Congressman Wants OSC to Rescind its Latest Hatch Act Guidance

One Congressman wants recent Hatch Act guidance from OSC rescinded, saying it could “have a chilling impact on federal employees.”

One lawmaker is asking the Office of Special Counsel to rescind the Hatch Act guidance it issued recently, saying that it is a “radical departure from past guidance.”

Congressman Elijah Cummings (D-MD) sent a letter to OSC Special Counsel Henry Kerner and said that he thinks the guidance may be unconstitutional and could “have a chilling impact on federal employees.”

Cummings called the guidance “wrong” with respect to criticizing the policy of a sitting president and said that it is only a Hatch Act violation if federal employees advocate for or against the success or failure of a political party. He cited a quote from OSC’s website to make his case on this point.

Cummings also disagreed with OSC telling federal employees to be careful about using terms such as “#Resist” when in the workplace, thereby potentially engaging in political activity.

“Resist is a term that can be used in many different contexts. OSC’s guidance assumes that using a generic term that is not used as an official campaign slogan for any current partisan political candidate is political activity. Just because the term is sometimes used to reference a political philosophy does not make it political activity,” wrote Cummings.

He called for a briefing and also requested various documents from OSC related to the recent Hatch Act guidance.

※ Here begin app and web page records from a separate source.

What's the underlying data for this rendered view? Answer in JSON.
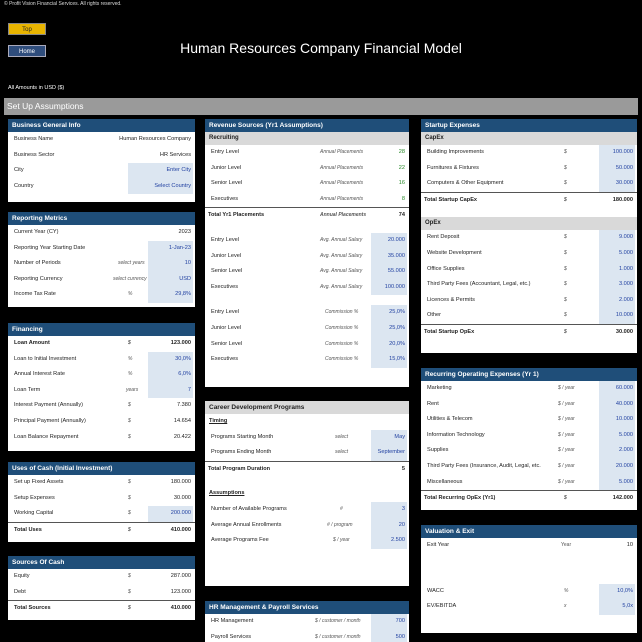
{
  "copyright": "© Profit Vision Financial Services. All rights reserved.",
  "nav": {
    "top": "Top",
    "home": "Home"
  },
  "title": "Human Resources Company Financial Model",
  "amounts": "All Amounts in  USD ($)",
  "section": "Set Up Assumptions",
  "col1": {
    "business": {
      "head": "Business General Info",
      "rows": [
        {
          "label": "Business Name",
          "value": "Human Resources Company"
        },
        {
          "label": "Business Sector",
          "value": "HR Services"
        },
        {
          "label": "City",
          "value": "Enter City"
        },
        {
          "label": "Country",
          "value": "Select Country"
        }
      ]
    },
    "reporting": {
      "head": "Reporting Metrics",
      "rows": [
        {
          "label": "Current Year (CY)",
          "unit": "",
          "value": "2023"
        },
        {
          "label": "Reporting Year Starting Date",
          "unit": "",
          "value": "1-Jan-23"
        },
        {
          "label": "Number of Periods",
          "unit": "select years",
          "value": "10"
        },
        {
          "label": "Reporting Currency",
          "unit": "select currency",
          "value": "USD"
        },
        {
          "label": "Income Tax Rate",
          "unit": "%",
          "value": "29,8%"
        }
      ]
    },
    "financing": {
      "head": "Financing",
      "rows": [
        {
          "label": "Loan Amount",
          "unit": "$",
          "value": "123.000"
        },
        {
          "label": "Loan to Initial Investment",
          "unit": "%",
          "value": "30,0%"
        },
        {
          "label": "Annual Interest Rate",
          "unit": "%",
          "value": "6,0%"
        },
        {
          "label": "Loan Term",
          "unit": "years",
          "value": "7"
        },
        {
          "label": "Interest Payment (Annually)",
          "unit": "$",
          "value": "7.380"
        },
        {
          "label": "Principal Payment (Annually)",
          "unit": "$",
          "value": "14.654"
        },
        {
          "label": "Loan Balance Repayment",
          "unit": "$",
          "value": "20.422"
        }
      ]
    },
    "uses": {
      "head": "Uses of Cash (Initial Investment)",
      "rows": [
        {
          "label": "Set up Fixed Assets",
          "unit": "$",
          "value": "180.000"
        },
        {
          "label": "Setup Expenses",
          "unit": "$",
          "value": "30.000"
        },
        {
          "label": "Working Capital",
          "unit": "$",
          "value": "200.000"
        }
      ],
      "total": {
        "label": "Total Uses",
        "unit": "$",
        "value": "410.000"
      }
    },
    "sources": {
      "head": "Sources Of Cash",
      "rows": [
        {
          "label": "Equity",
          "unit": "$",
          "value": "287.000"
        },
        {
          "label": "Debt",
          "unit": "$",
          "value": "123.000"
        }
      ],
      "total": {
        "label": "Total Sources",
        "unit": "$",
        "value": "410.000"
      }
    }
  },
  "col2": {
    "revenue": {
      "head": "Revenue Sources (Yr1 Assumptions)",
      "sub": "Recruiting",
      "placements": [
        {
          "label": "Entry Level",
          "unit": "Annual Placements",
          "value": "28"
        },
        {
          "label": "Junior Level",
          "unit": "Annual Placements",
          "value": "22"
        },
        {
          "label": "Senior Level",
          "unit": "Annual Placements",
          "value": "16"
        },
        {
          "label": "Executives",
          "unit": "Annual Placements",
          "value": "8"
        }
      ],
      "placements_total": {
        "label": "Total Yr1 Placements",
        "unit": "Annual Placements",
        "value": "74"
      },
      "salaries": [
        {
          "label": "Entry Level",
          "unit": "Avg. Annual Salary",
          "value": "20.000"
        },
        {
          "label": "Junior Level",
          "unit": "Avg. Annual Salary",
          "value": "35.000"
        },
        {
          "label": "Senior Level",
          "unit": "Avg. Annual Salary",
          "value": "55.000"
        },
        {
          "label": "Executives",
          "unit": "Avg. Annual Salary",
          "value": "100.000"
        }
      ],
      "commissions": [
        {
          "label": "Entry Level",
          "unit": "Commission %",
          "value": "25,0%"
        },
        {
          "label": "Junior Level",
          "unit": "Commission %",
          "value": "25,0%"
        },
        {
          "label": "Senior Level",
          "unit": "Commission %",
          "value": "20,0%"
        },
        {
          "label": "Executives",
          "unit": "Commission %",
          "value": "15,0%"
        }
      ]
    },
    "career": {
      "head": "Career Development Programs",
      "timing": "Timing",
      "timing_rows": [
        {
          "label": "Programs Starting Month",
          "unit": "select",
          "value": "May"
        },
        {
          "label": "Programs Ending Month",
          "unit": "select",
          "value": "September"
        }
      ],
      "duration": {
        "label": "Total Program Duration",
        "value": "5"
      },
      "assumptions": "Assumptions",
      "assumption_rows": [
        {
          "label": "Number of Available Programs",
          "unit": "#",
          "value": "3"
        },
        {
          "label": "Average Annual Enrollments",
          "unit": "# / program",
          "value": "20"
        },
        {
          "label": "Average Programs Fee",
          "unit": "$ / year",
          "value": "2.500"
        }
      ]
    },
    "hr": {
      "head": "HR Management & Payroll Services",
      "rows": [
        {
          "label": "HR Management",
          "unit": "$ / customer / month",
          "value": "700"
        },
        {
          "label": "Payroll Services",
          "unit": "$ / customer / month",
          "value": "500"
        }
      ]
    }
  },
  "col3": {
    "startup": {
      "head": "Startup Expenses",
      "capex_sub": "CapEx",
      "capex": [
        {
          "label": "Building Improvements",
          "unit": "$",
          "value": "100.000"
        },
        {
          "label": "Furnitures & Fixtures",
          "unit": "$",
          "value": "50.000"
        },
        {
          "label": "Computers & Other Equipment",
          "unit": "$",
          "value": "30.000"
        }
      ],
      "capex_total": {
        "label": "Total Startup CapEx",
        "unit": "$",
        "value": "180.000"
      },
      "opex_sub": "OpEx",
      "opex": [
        {
          "label": "Rent Deposit",
          "unit": "$",
          "value": "9.000"
        },
        {
          "label": "Website Development",
          "unit": "$",
          "value": "5.000"
        },
        {
          "label": "Office Supplies",
          "unit": "$",
          "value": "1.000"
        },
        {
          "label": "Third Party Fees (Accountant, Legal, etc.)",
          "unit": "$",
          "value": "3.000"
        },
        {
          "label": "Licences & Permits",
          "unit": "$",
          "value": "2.000"
        },
        {
          "label": "Other",
          "unit": "$",
          "value": "10.000"
        }
      ],
      "opex_total": {
        "label": "Total Startup OpEx",
        "unit": "$",
        "value": "30.000"
      }
    },
    "recurring": {
      "head": "Recurring Operating Expenses (Yr 1)",
      "rows": [
        {
          "label": "Marketing",
          "unit": "$ / year",
          "value": "60.000"
        },
        {
          "label": "Rent",
          "unit": "$ / year",
          "value": "40.000"
        },
        {
          "label": "Utilities & Telecom",
          "unit": "$ / year",
          "value": "10.000"
        },
        {
          "label": "Information Technology",
          "unit": "$ / year",
          "value": "5.000"
        },
        {
          "label": "Supplies",
          "unit": "$ / year",
          "value": "2.000"
        },
        {
          "label": "Third Party Fees (Insurance, Audit, Legal, etc.",
          "unit": "$ / year",
          "value": "20.000"
        },
        {
          "label": "Miscellaneous",
          "unit": "$ / year",
          "value": "5.000"
        }
      ],
      "total": {
        "label": "Total Recurring OpEx (Yr1)",
        "unit": "$",
        "value": "142.000"
      }
    },
    "valuation": {
      "head": "Valuation & Exit",
      "rows": [
        {
          "label": "Exit Year",
          "unit": "Year",
          "value": "10"
        },
        {
          "label": "WACC",
          "unit": "%",
          "value": "10,0%"
        },
        {
          "label": "EV/EBITDA",
          "unit": "x",
          "value": "5,0x"
        }
      ]
    }
  }
}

OSC initially issued its recent guidance on November 27 and then later issued a second memo in which it clarified some of the aspects of its original guidance.

A copy of his letter is included below.

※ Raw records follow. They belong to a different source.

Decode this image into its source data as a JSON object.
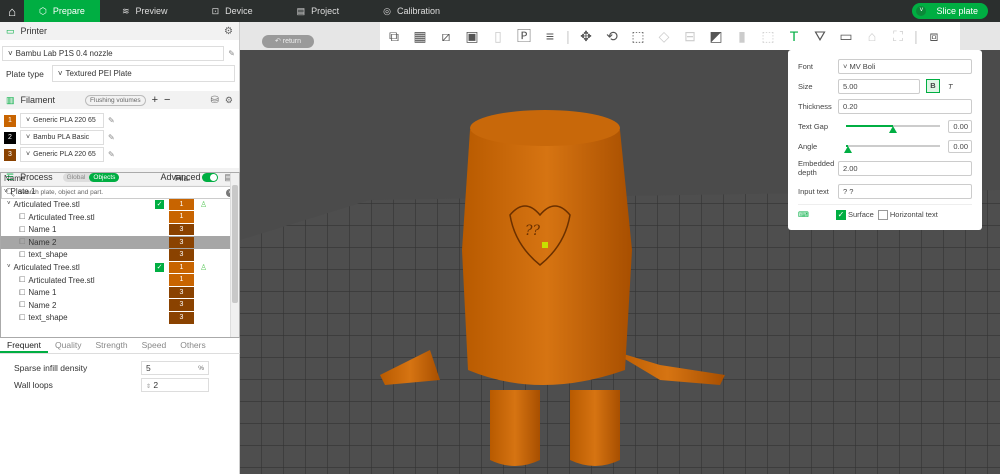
{
  "topbar": {
    "tabs": [
      "Prepare",
      "Preview",
      "Device",
      "Project",
      "Calibration"
    ],
    "slice_label": "Slice plate"
  },
  "printer": {
    "title": "Printer",
    "preset": "Bambu Lab P1S 0.4 nozzle",
    "plate_type_label": "Plate type",
    "plate_type": "Textured PEI Plate"
  },
  "filament": {
    "title": "Filament",
    "flushing_label": "Flushing volumes",
    "items": [
      {
        "num": "1",
        "name": "Generic PLA 220 65",
        "color": "#c86400"
      },
      {
        "num": "2",
        "name": "Bambu PLA Basic",
        "color": "#000000"
      },
      {
        "num": "3",
        "name": "Generic PLA 220 65",
        "color": "#8a4200"
      }
    ]
  },
  "process": {
    "title": "Process",
    "global_label": "Global",
    "objects_label": "Objects",
    "advanced_label": "Advanced",
    "search_placeholder": "Search plate, object and part.",
    "col_name": "Name",
    "col_fila": "Fila.",
    "rows": [
      {
        "name": "Plate 1",
        "level": 0
      },
      {
        "name": "Articulated Tree.stl",
        "level": 1,
        "fila": "1",
        "obj": true
      },
      {
        "name": "Articulated Tree.stl",
        "level": 2,
        "fila": "1"
      },
      {
        "name": "Name 1",
        "level": 2,
        "fila": "3"
      },
      {
        "name": "Name 2",
        "level": 2,
        "fila": "3",
        "selected": true
      },
      {
        "name": "text_shape",
        "level": 2,
        "fila": "3"
      },
      {
        "name": "Articulated Tree.stl",
        "level": 1,
        "fila": "1",
        "obj": true
      },
      {
        "name": "Articulated Tree.stl",
        "level": 2,
        "fila": "1"
      },
      {
        "name": "Name 1",
        "level": 2,
        "fila": "3"
      },
      {
        "name": "Name 2",
        "level": 2,
        "fila": "3"
      },
      {
        "name": "text_shape",
        "level": 2,
        "fila": "3"
      }
    ],
    "tabs": [
      "Frequent",
      "Quality",
      "Strength",
      "Speed",
      "Others"
    ],
    "sparse_label": "Sparse infill density",
    "sparse_value": "5",
    "sparse_unit": "%",
    "wall_label": "Wall loops",
    "wall_value": "2"
  },
  "viewport": {
    "return_label": "return"
  },
  "text_panel": {
    "font_label": "Font",
    "font": "MV Boli",
    "size_label": "Size",
    "size": "5.00",
    "bold": "B",
    "italic": "T",
    "thickness_label": "Thickness",
    "thickness": "0.20",
    "gap_label": "Text Gap",
    "gap": "0.00",
    "gap_fraction": 0.5,
    "angle_label": "Angle",
    "angle": "0.00",
    "angle_fraction": 0.02,
    "depth_label": "Embedded depth",
    "depth": "2.00",
    "input_label": "Input text",
    "input": "? ?",
    "surface_label": "Surface",
    "horizontal_label": "Horizontal text"
  },
  "colors": {
    "accent": "#00ae42",
    "fila1": "#c86400",
    "fila3": "#8a4200"
  }
}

2018-12-07 Cummings Letter to OSC

About the Author

Ian Smith is one of the co-founders of FedSmith.com. He enjoys writing about current topics that affect the federal workforce.